Given records:

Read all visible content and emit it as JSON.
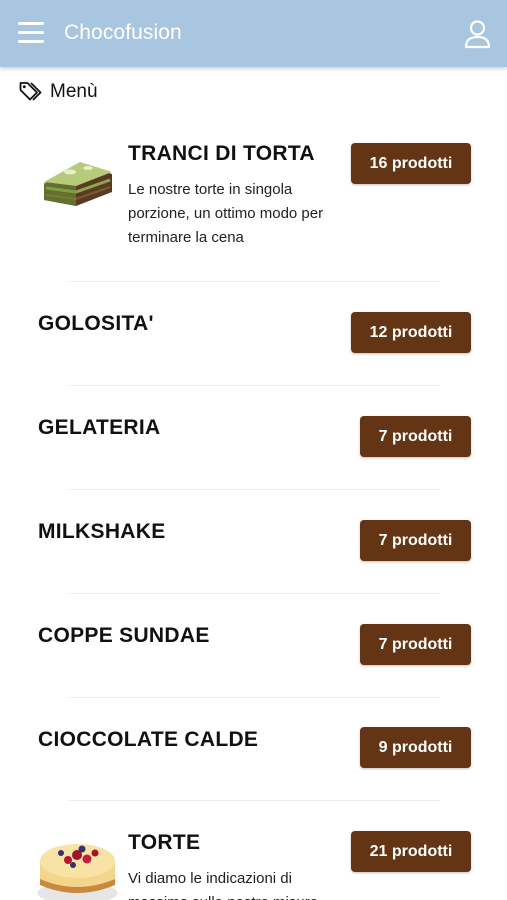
{
  "header": {
    "app_title": "Chocofusion",
    "menu_icon": "hamburger-menu-icon",
    "user_icon": "user-account-icon",
    "bar_color": "#a9c6e0"
  },
  "section": {
    "title": "Menù",
    "icon": "tag-icon"
  },
  "categories": [
    {
      "name": "TRANCI DI TORTA",
      "count_label": "16 prodotti",
      "description": "Le nostre torte in singola porzione, un ottimo modo per terminare la cena",
      "image": "pistachio-cake-slice"
    },
    {
      "name": "GOLOSITA'",
      "count_label": "12 prodotti"
    },
    {
      "name": "GELATERIA",
      "count_label": "7 prodotti"
    },
    {
      "name": "MILKSHAKE",
      "count_label": "7 prodotti"
    },
    {
      "name": "COPPE SUNDAE",
      "count_label": "7 prodotti"
    },
    {
      "name": "CIOCCOLATE CALDE",
      "count_label": "9 prodotti"
    },
    {
      "name": "TORTE",
      "count_label": "21 prodotti",
      "description": "Vi diamo le indicazioni di massima sulle nostre misure",
      "image": "berry-cheesecake"
    }
  ],
  "colors": {
    "badge": "#633514",
    "badge_text": "#ffffff"
  }
}
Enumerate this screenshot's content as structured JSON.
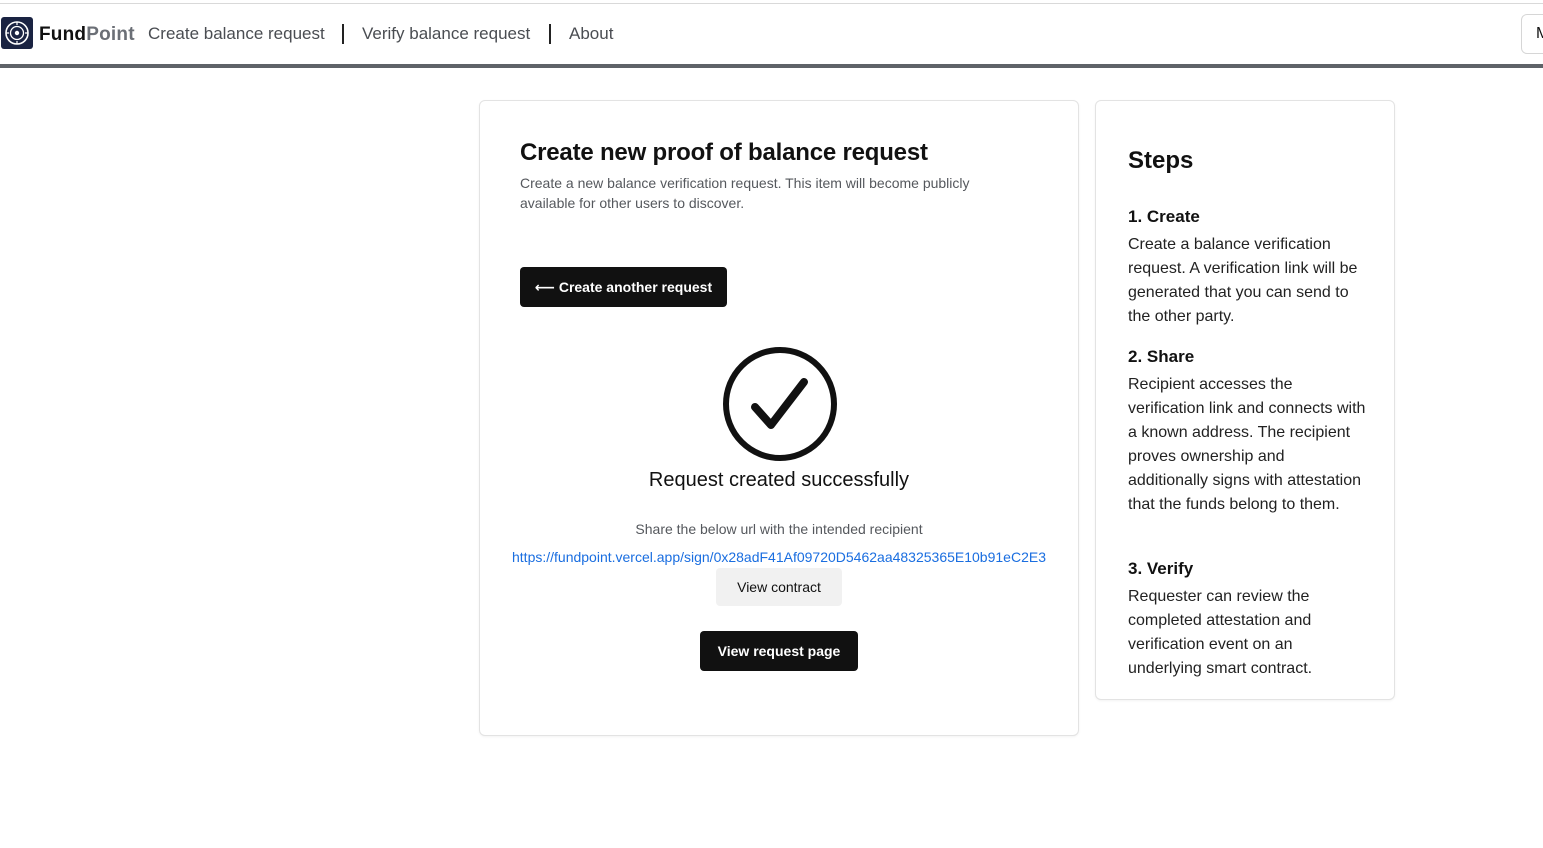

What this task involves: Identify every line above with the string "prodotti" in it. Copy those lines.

Result of the exercise:
      "count_label": "16 prodotti",
      "count_label": "12 prodotti"
      "count_label": "7 prodotti"
      "count_label": "7 prodotti"
      "count_label": "7 prodotti"
      "count_label": "9 prodotti"
      "count_label": "21 prodotti",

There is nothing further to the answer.